Note: The -f h264 is NOT required. However, it speeds up identification of the source stream by ffmpeg, and is recommended.
Note: I was only able to get zmodopipe and the Night Owl to work in -m 1, and I think -m 5 (same resolution as 1). I was not able to get a higher resolution than 320x240. I was able to 'stop the dots' on -m 2, but was unable to get ZM to read from it.
Note: Running ffmpeg jpg output and the ffmpeg restream at the same time may eat into eachothers fps.
ffserver and ffmpeg configurations for rtsp stream
Here are some useful configurations for this setup.

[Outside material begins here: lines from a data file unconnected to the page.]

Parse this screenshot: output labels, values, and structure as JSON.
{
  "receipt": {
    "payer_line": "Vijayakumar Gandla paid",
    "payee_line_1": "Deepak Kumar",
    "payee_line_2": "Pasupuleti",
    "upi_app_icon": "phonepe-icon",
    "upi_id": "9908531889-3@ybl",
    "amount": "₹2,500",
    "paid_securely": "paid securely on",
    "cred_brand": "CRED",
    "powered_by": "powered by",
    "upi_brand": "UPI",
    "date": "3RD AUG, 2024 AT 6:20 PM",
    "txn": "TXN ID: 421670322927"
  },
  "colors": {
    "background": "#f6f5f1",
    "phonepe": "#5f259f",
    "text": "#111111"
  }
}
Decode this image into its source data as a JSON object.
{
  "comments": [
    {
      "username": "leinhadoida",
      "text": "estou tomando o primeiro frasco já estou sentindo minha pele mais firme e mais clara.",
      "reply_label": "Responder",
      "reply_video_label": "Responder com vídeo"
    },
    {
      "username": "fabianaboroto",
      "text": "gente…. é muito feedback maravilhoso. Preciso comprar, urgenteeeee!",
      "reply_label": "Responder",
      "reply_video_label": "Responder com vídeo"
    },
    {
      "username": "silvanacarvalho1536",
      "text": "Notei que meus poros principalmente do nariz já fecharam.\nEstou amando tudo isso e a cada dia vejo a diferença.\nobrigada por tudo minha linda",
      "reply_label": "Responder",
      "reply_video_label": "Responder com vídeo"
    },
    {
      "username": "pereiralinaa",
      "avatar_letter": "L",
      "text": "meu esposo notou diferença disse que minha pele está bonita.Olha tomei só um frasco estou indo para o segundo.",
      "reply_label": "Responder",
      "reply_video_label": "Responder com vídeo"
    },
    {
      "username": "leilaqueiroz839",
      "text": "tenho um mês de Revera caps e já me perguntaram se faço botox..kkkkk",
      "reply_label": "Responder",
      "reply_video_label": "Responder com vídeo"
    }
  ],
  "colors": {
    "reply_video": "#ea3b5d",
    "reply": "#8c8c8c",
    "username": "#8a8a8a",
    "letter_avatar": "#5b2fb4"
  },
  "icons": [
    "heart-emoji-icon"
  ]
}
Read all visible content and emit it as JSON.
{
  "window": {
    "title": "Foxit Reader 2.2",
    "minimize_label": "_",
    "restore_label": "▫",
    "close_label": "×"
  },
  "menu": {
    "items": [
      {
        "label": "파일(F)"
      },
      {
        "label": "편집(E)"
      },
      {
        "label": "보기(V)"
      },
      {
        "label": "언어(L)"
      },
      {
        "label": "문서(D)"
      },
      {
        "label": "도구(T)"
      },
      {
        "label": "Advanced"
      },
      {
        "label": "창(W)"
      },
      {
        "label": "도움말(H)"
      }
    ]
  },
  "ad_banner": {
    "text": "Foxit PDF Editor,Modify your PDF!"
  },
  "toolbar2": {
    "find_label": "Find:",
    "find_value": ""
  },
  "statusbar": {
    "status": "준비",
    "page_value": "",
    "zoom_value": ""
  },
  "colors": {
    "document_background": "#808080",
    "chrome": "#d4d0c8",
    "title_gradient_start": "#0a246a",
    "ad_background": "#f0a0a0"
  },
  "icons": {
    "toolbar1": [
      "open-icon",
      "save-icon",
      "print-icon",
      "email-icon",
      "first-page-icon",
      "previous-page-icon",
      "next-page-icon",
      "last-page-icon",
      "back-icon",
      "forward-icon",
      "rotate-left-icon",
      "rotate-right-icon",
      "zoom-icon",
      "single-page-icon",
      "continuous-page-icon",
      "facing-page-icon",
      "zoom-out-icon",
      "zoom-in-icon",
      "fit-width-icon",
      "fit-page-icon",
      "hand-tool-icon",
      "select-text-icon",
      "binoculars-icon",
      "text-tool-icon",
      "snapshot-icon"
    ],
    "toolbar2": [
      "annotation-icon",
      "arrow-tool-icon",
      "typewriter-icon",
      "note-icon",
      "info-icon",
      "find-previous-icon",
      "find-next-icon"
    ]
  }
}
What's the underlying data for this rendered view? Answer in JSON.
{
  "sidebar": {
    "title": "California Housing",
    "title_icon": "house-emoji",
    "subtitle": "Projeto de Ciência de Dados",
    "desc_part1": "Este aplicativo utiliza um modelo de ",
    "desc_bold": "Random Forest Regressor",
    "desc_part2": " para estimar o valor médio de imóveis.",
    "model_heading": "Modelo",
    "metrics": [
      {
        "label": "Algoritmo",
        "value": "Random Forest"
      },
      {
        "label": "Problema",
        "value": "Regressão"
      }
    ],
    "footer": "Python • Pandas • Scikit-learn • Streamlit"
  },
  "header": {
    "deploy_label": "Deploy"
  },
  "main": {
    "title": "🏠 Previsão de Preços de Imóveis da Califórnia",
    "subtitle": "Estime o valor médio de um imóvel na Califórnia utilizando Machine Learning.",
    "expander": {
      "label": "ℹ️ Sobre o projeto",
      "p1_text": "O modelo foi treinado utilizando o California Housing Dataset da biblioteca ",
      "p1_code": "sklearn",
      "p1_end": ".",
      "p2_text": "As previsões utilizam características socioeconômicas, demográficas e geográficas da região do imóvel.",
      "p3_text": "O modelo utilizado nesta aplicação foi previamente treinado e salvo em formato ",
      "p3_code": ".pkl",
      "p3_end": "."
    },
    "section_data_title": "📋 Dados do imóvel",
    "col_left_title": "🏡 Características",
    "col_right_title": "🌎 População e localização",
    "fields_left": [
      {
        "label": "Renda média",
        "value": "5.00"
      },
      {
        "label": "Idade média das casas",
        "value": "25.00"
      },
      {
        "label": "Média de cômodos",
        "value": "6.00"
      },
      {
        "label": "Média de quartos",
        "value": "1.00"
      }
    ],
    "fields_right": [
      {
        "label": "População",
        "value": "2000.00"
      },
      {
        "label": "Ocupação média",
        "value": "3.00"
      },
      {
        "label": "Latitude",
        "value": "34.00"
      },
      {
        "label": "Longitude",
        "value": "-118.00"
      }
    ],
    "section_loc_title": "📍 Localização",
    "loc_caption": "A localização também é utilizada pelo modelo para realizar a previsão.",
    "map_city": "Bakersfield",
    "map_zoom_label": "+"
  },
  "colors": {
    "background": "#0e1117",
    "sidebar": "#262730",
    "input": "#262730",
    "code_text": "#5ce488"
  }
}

I was able to get about 2.5 fps with this setup.
$ ./zmodopipe -s 192.168.1.100 -p 18004 -c 1 -v -u admin -a 123456 -m 1
$ ffserver -f /etc/ffserver4.conf
$ ffmpeg -f h264 -i /tmp/zmodo0 http://localhost:8090/feed1.ffm
$ cat /etc/ffserver4.conf
Port 8090 #RTSPPort 8554 #HTTPPort 8554 BindAddress 0.0.0.0 MaxHTTPConnections 2000 MaxClients 1000 #MaxBandwidth 9000K CustomLog - NoDaemon <Feed feed1.ffm> File /tmp/feed1.ffm FileMaxSize 200K ACL allow 127.0.0.1 </Feed> <Stream test.mjpg> Feed feed1.ffm Format mpjpeg VideoFrameRate 10 VideoSize 320x240 VideoBufferSize 40 VideoGopSize 12 AVOptionVideo flags +global_header NoAudio </Stream> <stream stat.html> Format status </stream>
- Source: Remote
- Remote Protocol: HTTP
- Remote Method: Simple
- Remote Host Name: localhost
- Remote Host Port: 8090
- Remote Host Path: test.mjpg
- Target colorspace: 24 bit
- Capture Width (pixels): 320
- Capture Height (pixels): 240
Gets 2.5fps about.
Zmodopipe is not worth it with the Night Owl Poseidon. It may work better with other DVR models, or older ZM versions. Overall, you are better off getting an external network encoder, or a bttv card.
Ispyconnect has a number of h264 and jpeg paths for DVRs. Look into that. Not all of them will work, but some might.
I think there's one DVR mentioned in the zmodopipe forum post that offers a stream on rtsp://<ip>:554, without need for zmodopipe. Resolution is likely lower than 640x480. There are probably others, but you'll have to dig through user manuals.
It may be possible to stream using VLC. I didn't investigate.
FFserver is neat, and worth a look.